> RECORD SET
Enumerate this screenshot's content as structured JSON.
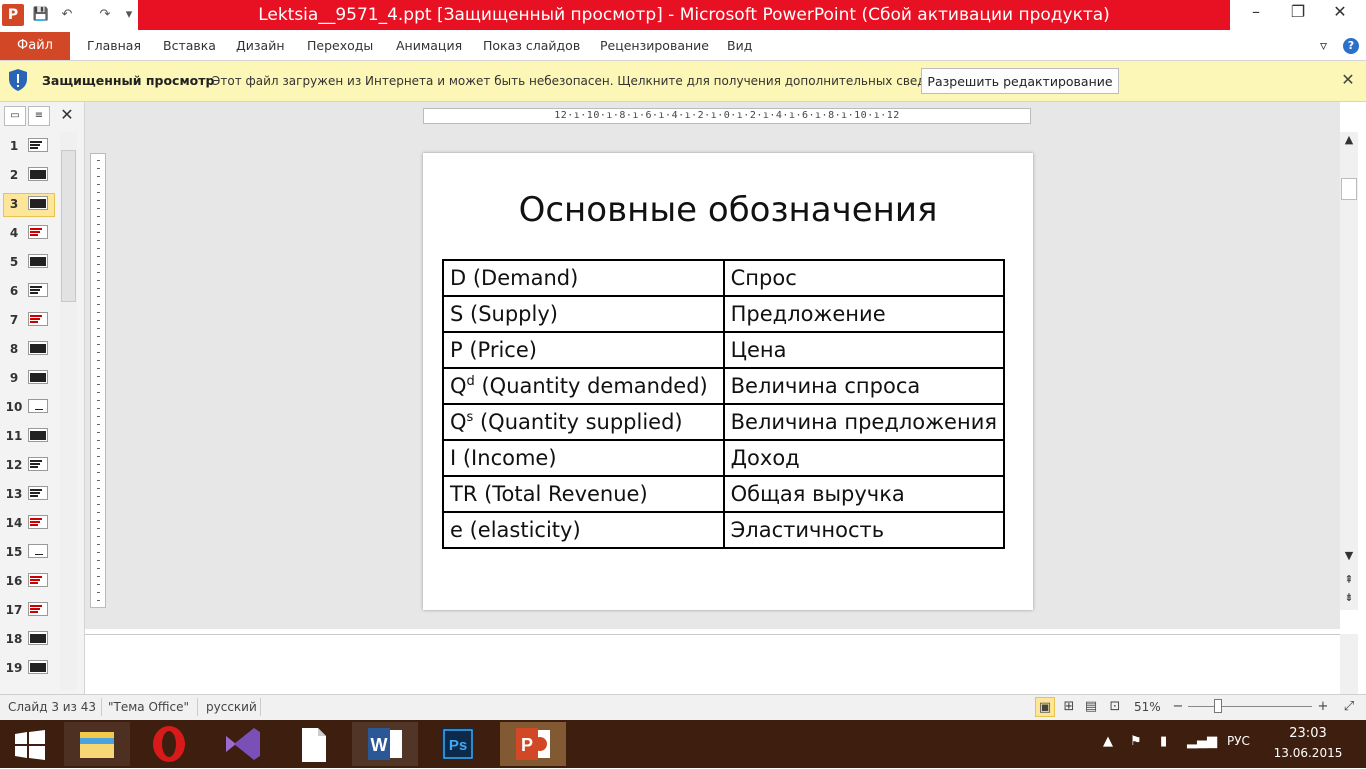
{
  "window": {
    "title": "Lektsia__9571_4.ppt [Защищенный просмотр]  -  Microsoft PowerPoint (Сбой активации продукта)",
    "app_icon_letter": "P",
    "minimize": "–",
    "restore": "❐",
    "close": "✕"
  },
  "quick_access": {
    "save": "💾",
    "undo": "↶",
    "redo": "↷",
    "customize": "▾"
  },
  "ribbon": {
    "file": "Файл",
    "tabs": [
      "Главная",
      "Вставка",
      "Дизайн",
      "Переходы",
      "Анимация",
      "Показ слайдов",
      "Рецензирование",
      "Вид"
    ],
    "collapse": "▿",
    "help": "?"
  },
  "protected_view": {
    "title": "Защищенный просмотр",
    "message": "Этот файл загружен из Интернета и может быть небезопасен. Щелкните для получения дополнительных сведений.",
    "enable_button": "Разрешить редактирование",
    "close": "✕"
  },
  "left_panel": {
    "close": "✕",
    "thumbnails": [
      "1",
      "2",
      "3",
      "4",
      "5",
      "6",
      "7",
      "8",
      "9",
      "10",
      "11",
      "12",
      "13",
      "14",
      "15",
      "16",
      "17",
      "18",
      "19"
    ],
    "selected": 3
  },
  "ruler": {
    "horizontal": "12·ı·10·ı·8·ı·6·ı·4·ı·2·ı·0·ı·2·ı·4·ı·6·ı·8·ı·10·ı·12"
  },
  "slide": {
    "title": "Основные обозначения",
    "rows": [
      {
        "term": "D (Demand)",
        "sup": "",
        "term_rest": "",
        "meaning": "Спрос"
      },
      {
        "term": "S (Supply)",
        "sup": "",
        "term_rest": "",
        "meaning": "Предложение"
      },
      {
        "term": "P (Price)",
        "sup": "",
        "term_rest": "",
        "meaning": "Цена"
      },
      {
        "term": "Q",
        "sup": "d",
        "term_rest": " (Quantity demanded)",
        "meaning": "Величина спроса"
      },
      {
        "term": "Q",
        "sup": "s",
        "term_rest": " (Quantity supplied)",
        "meaning": "Величина предложения"
      },
      {
        "term": "I (Income)",
        "sup": "",
        "term_rest": "",
        "meaning": "Доход"
      },
      {
        "term": "TR (Total Revenue)",
        "sup": "",
        "term_rest": "",
        "meaning": "Общая выручка"
      },
      {
        "term": "e (elasticity)",
        "sup": "",
        "term_rest": "",
        "meaning": "Эластичность"
      }
    ]
  },
  "status_bar": {
    "slide_info": "Слайд 3 из 43",
    "theme": "\"Тема Office\"",
    "language": "русский",
    "zoom": "51%",
    "zoom_minus": "−",
    "zoom_plus": "+"
  },
  "taskbar": {
    "language": "РУС",
    "time": "23:03",
    "date": "13.06.2015"
  },
  "colors": {
    "powerpoint_accent": "#d24726",
    "title_bar_error": "#e81123",
    "protected_bar": "#fcf7b6",
    "taskbar": "#3e1f0f"
  }
}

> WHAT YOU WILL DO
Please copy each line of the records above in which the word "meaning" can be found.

> ANSWER BELOW
        "meaning": "Спрос"
        "meaning": "Предложение"
        "meaning": "Цена"
        "meaning": "Величина спроса"
        "meaning": "Величина предложения"
        "meaning": "Доход"
        "meaning": "Общая выручка"
        "meaning": "Эластичность"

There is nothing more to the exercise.